But, let us suppose that Descartes was right, that God’s power is not even limited by the rules of logic. Let us suppose that God can indeed perform tasks are logically contradictory. That maybe our failure to be able to imagine how God could create a square circle has absolutely no bearing on His ability to do so. Perhaps God simply created our minds as to not be able to comprehend the notion of a square circle, while He himself can create them. What then? This paradox would fail again. Suppose that God can even do what is logically impossible and that He actually does create a stone too heavy for him to lift it. The atheist would be mistaken in thinking that this supports his view. He would claim that when God has created a stone which He cannot lift, then He is then faced with a task beyond His ability and is therefore seen to be limited in power. But this claim is false.

Why should God not be able to perform the task in question? The task of lifting a stone which He cannot lift is indeed a logical contradiction, but remember, in this view, God isn’t bound by the laws of logic, so then, if God is supposed to be capable of performing one task whose description is self-contradictory-that of creating the problematic first stone in the first place- why should He not be supposed capable of performing another-that of lifting the stone?
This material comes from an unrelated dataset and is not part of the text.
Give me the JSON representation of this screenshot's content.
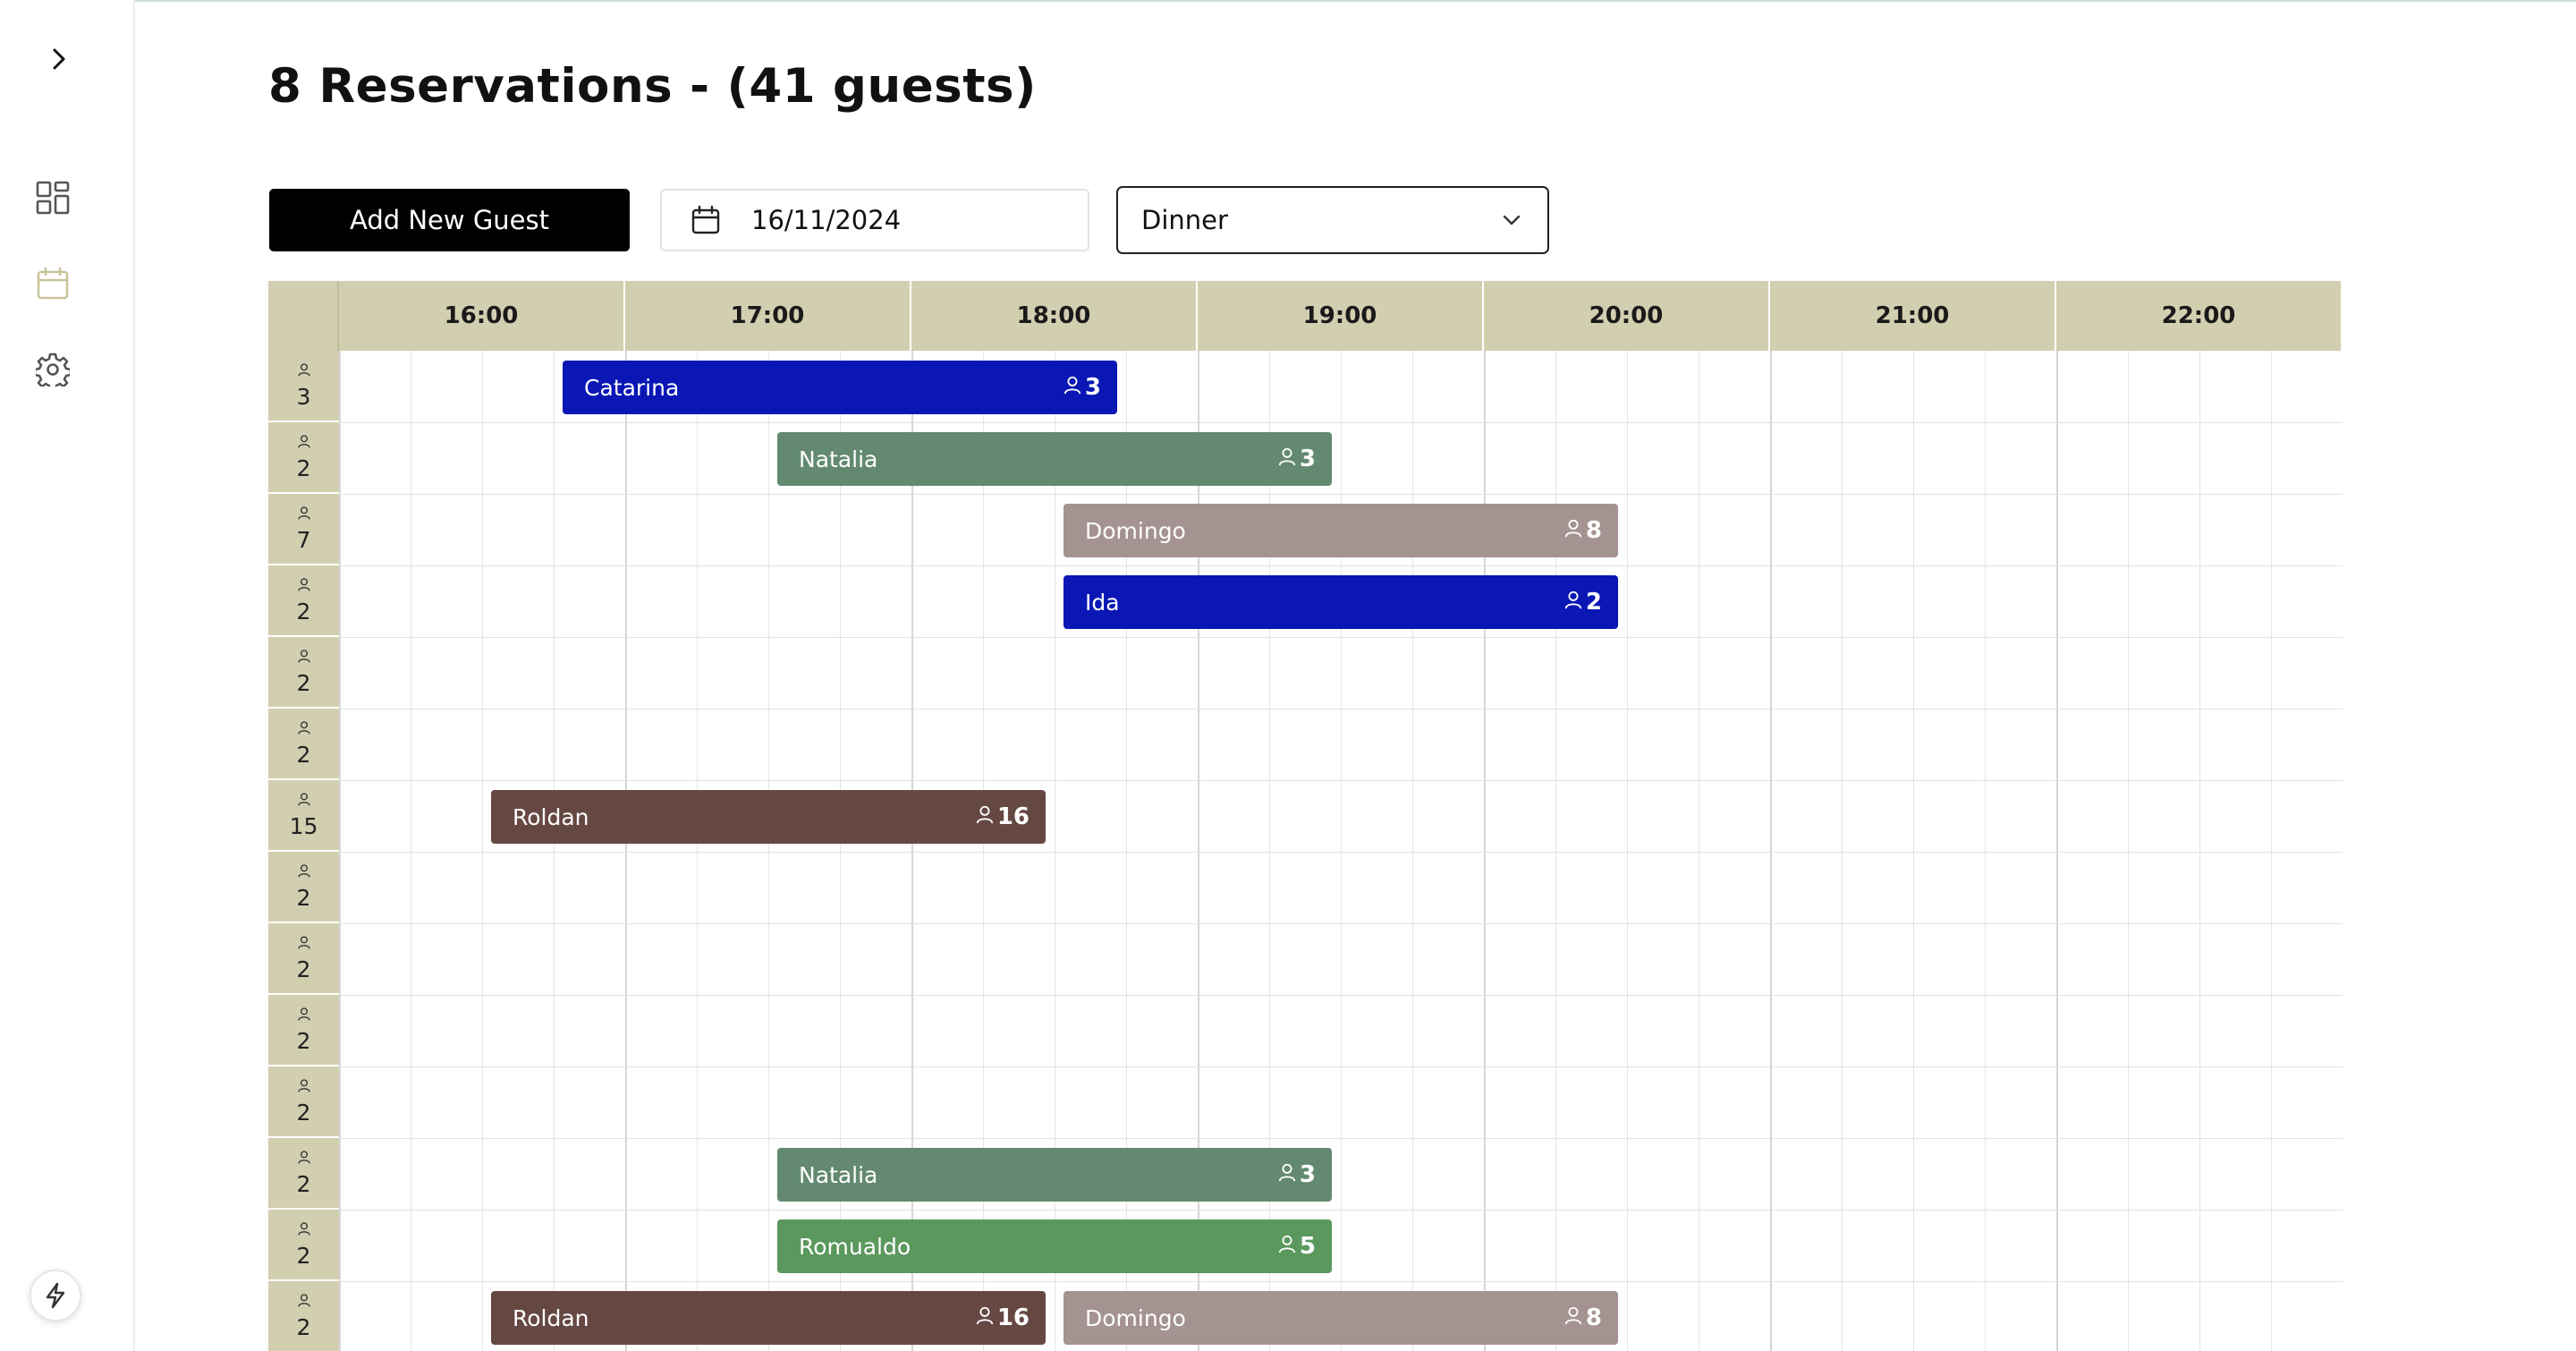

Is there any greater trick in performing two logically impossible tasks than there is in performing one?

If an omnipotent being can do what is logically impossible, then He can not only create situations which He cannot handle, but also, since He is not bound by the limits of consistency, he can handle situations which He cannot handle.

To conclude, this doesn’t show that God is omnipotent. All this shows is that these paradoxes do nothing to undermine the concept of omnipotence. Omnipotence is a perfectly coherent attribute that can be attributed to a being which the atheist has failed to show the incoherence of.